My desk in that class has many marks from banging my forehead against it in
frustration.
The reason for this false (and lamentably common) conception is that, well, we
see Spanish every day here. We walk around seeing wet floor signs that say
“CUIDADO!”, but not “CAVE!” We constantly hear people saying “Hola!”, but I’ve
never seen someone go up to a friend and say “Salve!” And so, since we’re so exposed to
Spanish, we automatically think it’s easier.
Now, how about the really foreign to English speakers. I think the reason most
people don’t believe me when I say I’m trying to learn, on my own, Hungarian and
Finnish is that they aren’t exposed to them. Ever. If Americans don’t go searching, we
aren’t going to be exposed to languages like those. And if they know that they’re really
not related to our “familiar” languages at all, then the question I usually get is “Why?”
I think all these reactions are understandable. But what I don’t understand is why
people who learn a little about the languages then think that learning them would be more
difficult than learning a familiar language. To demonstrate what I mean, let’s compare
the structure of a sentence in both Spanish and Hungarian.
Spanish: “Ella es una mujer.” First, there is a specific form of the third-person
singular subject based on gender. This sentence requires a verb, conjugated to the third
person. The indefinite article “a” also must be gendered.
Hungarian: “Ő nő.” The third-person singular subject doesn’t need to be changed
according to gender, it’s exactly the same as “he” and “it”. Since this sentence is a
copula, it does not require a verb. There is no need for an indefinite article. Handy, huh?
Linguistically, the second sentence is much easier to make. Yet, if asked, the
people I know would all say that the Spanish was simpler. It’s that that I don’t
understand, that’s where the familiarity trap comes in.
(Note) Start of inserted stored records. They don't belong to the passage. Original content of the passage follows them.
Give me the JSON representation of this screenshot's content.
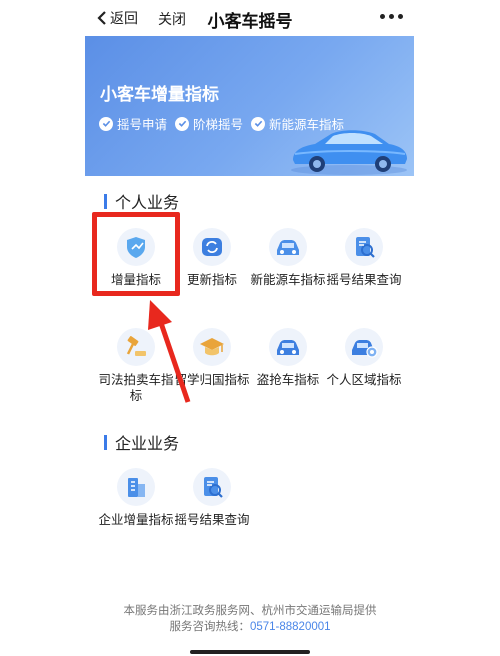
{
  "header": {
    "back_label": "返回",
    "close_label": "关闭",
    "title": "小客车摇号"
  },
  "banner": {
    "title": "小客车增量指标",
    "features": [
      "摇号申请",
      "阶梯摇号",
      "新能源车指标"
    ]
  },
  "sections": {
    "personal": {
      "title": "个人业务",
      "items": [
        {
          "label": "增量指标",
          "icon": "shield-icon"
        },
        {
          "label": "更新指标",
          "icon": "refresh-icon"
        },
        {
          "label": "新能源车指标",
          "icon": "car-icon"
        },
        {
          "label": "摇号结果查询",
          "icon": "search-doc-icon"
        },
        {
          "label": "司法拍卖车指标",
          "icon": "gavel-icon"
        },
        {
          "label": "留学归国指标",
          "icon": "graduation-cap-icon"
        },
        {
          "label": "盗抢车指标",
          "icon": "car-icon"
        },
        {
          "label": "个人区域指标",
          "icon": "car-region-icon"
        }
      ]
    },
    "enterprise": {
      "title": "企业业务",
      "items": [
        {
          "label": "企业增量指标",
          "icon": "building-icon"
        },
        {
          "label": "摇号结果查询",
          "icon": "search-doc-icon"
        }
      ]
    }
  },
  "footer": {
    "provider": "本服务由浙江政务服务网、杭州市交通运输局提供",
    "hotline_label": "服务咨询热线：",
    "hotline_number": "0571-88820001"
  },
  "colors": {
    "accent": "#3b7be8",
    "highlight": "#e8281e",
    "banner": "#6b9ceb"
  }
}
So my mission is to try to get people to avoid falling into the familiarity trap. As I
say, branch out, and I guarantee you’ll feel more accomplished once you conquer
something.